Arter’s ‘The Roving Eye’ exhibition takes a fascinating look at Southeast Asia
by Kaya Genç
ISTANBULOct 04, 2014 - 12:00 am GMT+3
by Kaya Genç
Oct 04, 2014 12:00 am
Curated by Iola Lenzi, ‘The Roving Eye: Contemporary Art From Southeast Asia’ exhibition presents more than 40 works by 36 of Southeast Asia’s most innovative contemporary artists
In the 1910s, the 6th Municipal District Office architect Petraki Meymaridis Efendi built an impressive building on İstiklal Avenue. It was christened Meymaret Han during the Republican Era. Last week, I found myself in the basement of this building where Araya Rasdjarmrearnsook's three-channel video, "Thai Medley" was shown in a dark room. The video was so impressive that I couldn't take my eyes off it. The Thai artist sings about love to unclaimed cadavers in a morgue. These are poor people, among the poorest in the country, and they lay there totally forgotten by the world. Apparently no one came to pay for their funeral. "The work attests to Araya's artistic commitment to the poor, the lonely and the voiceless." This is from the catalogue of "The Roving Eye: Contemporary Art From Southeast Asia," a group exhibition that runs until Jan. 4, 2015, in ARTER, the beautiful building that was once known as Meymaret Han.
The exhibition's curator, Iola Lenzi, is a researcher who focuses on Southeast Asian contemporary art. In an essay published in the exhibition book, Lenzi writes about how the label "southeast Asia" was produced only in recent times. The label's function is to force the observer to look at this geography in relation to other geo-political players.
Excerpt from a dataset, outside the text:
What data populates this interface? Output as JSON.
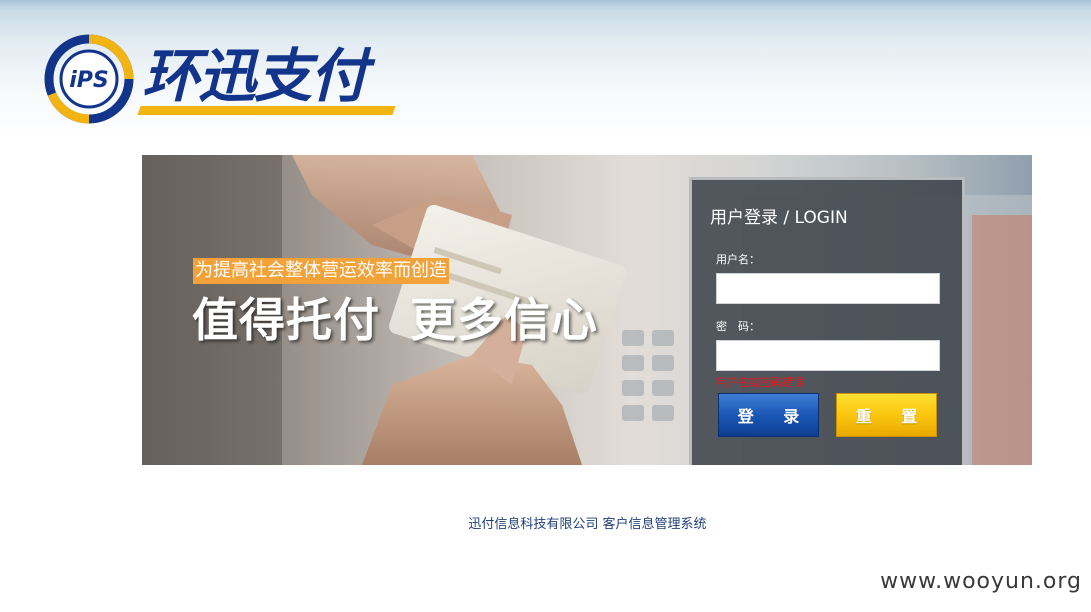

According to Lenzi, a new way of looking at the world has emerged in Southeast Asia from the 1970s onward. The 36 artists of "The Roving Eye" from Malaysia, Myanmar, Singapore, the Philippines, Thailand, Cambodia and Vietnam represent that new approach.
On display in the entrance floor is Lee Wen's "Ping-Pong Go Round," "a formal and conceptual subversion of ping-pong, played around a donut-shaped table instead of the standard rectangle." Numerous high school students seized paddles when I was visiting the exhibition last week. But their attempts at playing ping-pong at the heart of İstiklal Avenue failed. Lee Wen makes clear that it is the table that defines the game and one simply can't play ping-pong on a donut-shaped table, although it is fun to try.
FX Harsono's three-channel video, "Purification" looks at pluralism, religion and capitalism. The industrial setting of a factory, the political atmosphere of a demonstration and the ritualistic atmosphere of Muslims performing Islamic prayers are presented through a documentary framework which "encapsulates a busy, messy, culturally motional Indonesia that in its obliquely critical view of ideologies of purity, counters exclusion."
Tay Wei Leng's "Out of Place" series which focus on China's struggle to assimilate Hong Kong is timely, given that thousands of protestors have blocked Hong Kong's streets last week in order to voice their desire to democratically elect the city's leader. After Britain handed Hong Kong in 1997, China had guaranteed special freedoms for the city; pro-democracy activists demanded to elect their city's leader directly, rather than have Beijing appoint a politician. Tay Wei Leng's photographs follow the lives of educated migrants from China to capitalist Hong Kong who struggle "to reconcile their understanding of Chineseness with Hong Kong's seemingly foreign Chineseness." Another Hong Kong-related work is Vu Dan Tan's "Money" series. One of the most important artists in the contemporary Vietnamese art scene (he died in 2009) Vu Dan Tan uses Hong Kong dollars, among other national currencies, to "poke a sacred national institution from a host of vantage points." The radical subversion of various currencies result in a reconsideration of the very concept of national symbols and the ideology that lies behind them.
On the second floor there is a little room designed by the Singapore based artist collective Vertical Submarine. A wooden desk, a desk lamp and a book are among the few objects placed in the "Mirrors and Copulation" project. On the face of it, a mirror is hung on the wall on the right: when I looked at it, I saw the mirror-image of the room I was in. But there was a problem. My own image did not appear on the mirror. How could that be? As I double checked whether the mirror was genuine and reflected everything in the room, I was even more confused. The solution of this riddle is a simple one. The mirror is an illusion: there is another room adjacent to the one I was standing in. What I thought as a mirror was in fact a little window that showed the other room where all the objects of the first room were carefully placed to create the illusion of a mirror image. This playful and cunning idea stayed with me as I left the ARTER building and walked among the crowds in İstiklal Avenue.